“Conservative white evangelicals are underrepresented in the [Supreme Court candidate] pool because of educational, cultural, theological differences,” Berg said, “But once you get to the actual decision, so many things affect the decision that even the candidates who reach that point can be knocked out for any number of reasons.”

Berg also emphasized that there’s a difference between Black evangelicals and conservative white evangelicals, and most of his observations pertain to conservative white evangelicals.

Jackson’s friends and colleagues described her to ABC News as having faith that is “private and deeply personal, neither a frequent topic of conversation nor an overly outward display.” The African Methodist Episcopal (AME) Church released a statement in support of her nomination, but the statement did not indicate that she is affiliated with an AME church.

“I’m certain her faith will come up [in this week’s hearings] in terms of how it has informed her views of the world and the law,” said ABC News legal analyst Sarah Isgur, “but I doubt it will be a point of contention so much as a point of pride.”

Isgur was right. Senator Lindsay Graham asked Jackson about her faith. “Personally my faith is very important to me,” she said, “but as you know, there’s no religious test in the Constitution under Article XI and it’s very important to set aside one’s personal views about things in the role of a judge.”

Jackson has rarely spoken at churches, but one instance—her most public faith display—involves her role on the board of Montrose Christian School, a now-defunct Southern Baptist school in Maryland. Jackson served on the school’s board from 2010 to 2011.

At her confirmation hearing for the DC Circuit in April 2021, senator Josh Hawley asked Jackson whether, based on her service at Montrose Christian, she believed in “the principle, and the constitutional right, of religious liberty.”

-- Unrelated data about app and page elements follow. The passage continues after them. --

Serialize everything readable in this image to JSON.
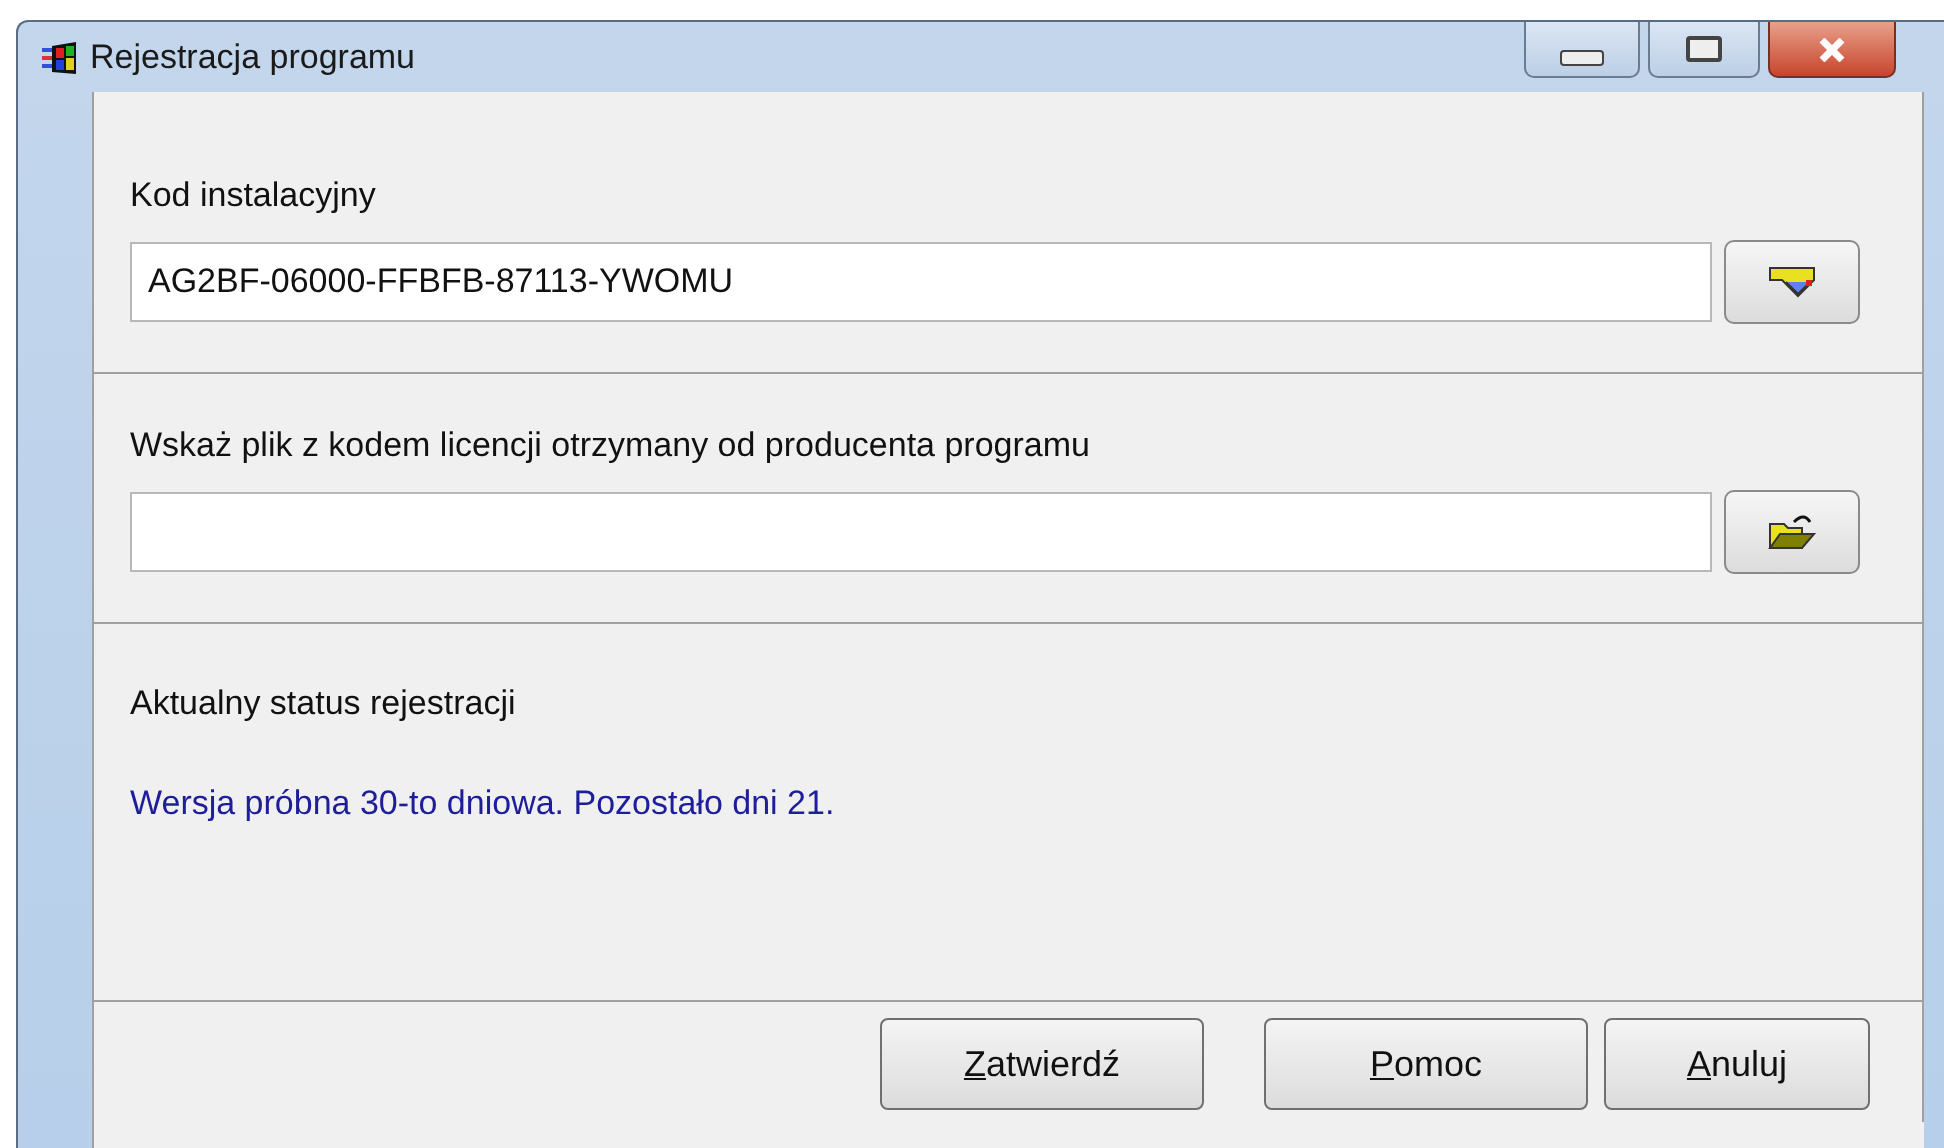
{
  "window": {
    "title": "Rejestracja programu"
  },
  "installation_code": {
    "label": "Kod instalacyjny",
    "value": "AG2BF-06000-FFBFB-87113-YWOMU"
  },
  "license_file": {
    "label": "Wskaż plik z kodem licencji otrzymany od producenta programu"
  },
  "status": {
    "label": "Aktualny status rejestracji",
    "message": "Wersja próbna 30-to dniowa. Pozostało dni 21."
  },
  "buttons": [
    {
      "label": "Zatwierdź"
    },
    {
      "label": "Pomoc"
    },
    {
      "label": "Anuluj"
    }
  ]
}
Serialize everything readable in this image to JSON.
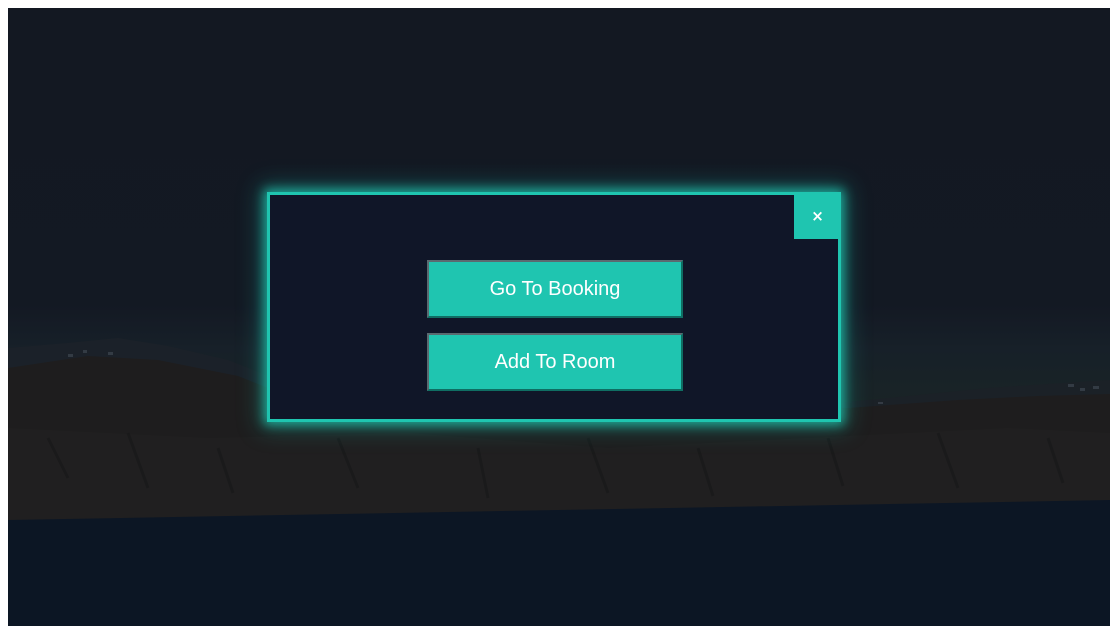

“I do believe in religious liberty,” Jackson told Hawley, calling religious liberty a “foundational tenet of our entire government.” But Jackson distanced herself from the Montrose Christian statement of faith, telling Hawley that she had served on many boards and did not necessarily agree with every statement those boards might make. And in this case, she added, she was unaware of the Montrose statement of beliefs.

Though there might not be an evangelical on the Supreme Court, that doesn’t mean that evangelicals don’t have influence in the judicial system.

“There are many evangelical judges on the lower federal courts and state supreme courts, as well evangelical lawyers who land top federal clerkships right out of law school,” Walton said. With time, he expects an evangelical will make it to the Supreme Court.

And evangelical legal institutions might be gaining momentum to compete with the traditional Supreme Court pipeline. Walton noted that in 2020 and 2021, over 20 percent of Regent’s law school graduates went on to work in clerkships, earning the school a top-25 ranking in the nation.

So as evangelical law schools produce top-notch legal minds and evangelicals value the changes that come not just through pastoral ministry but every vocational calling, the odds of an evangelical justice could increase.

“God knows what lies ahead of each of us,” Jackson said in a 2011 commencement address at Montrose Christian School. “The best that you can do, as you look forward, is to take the long view.”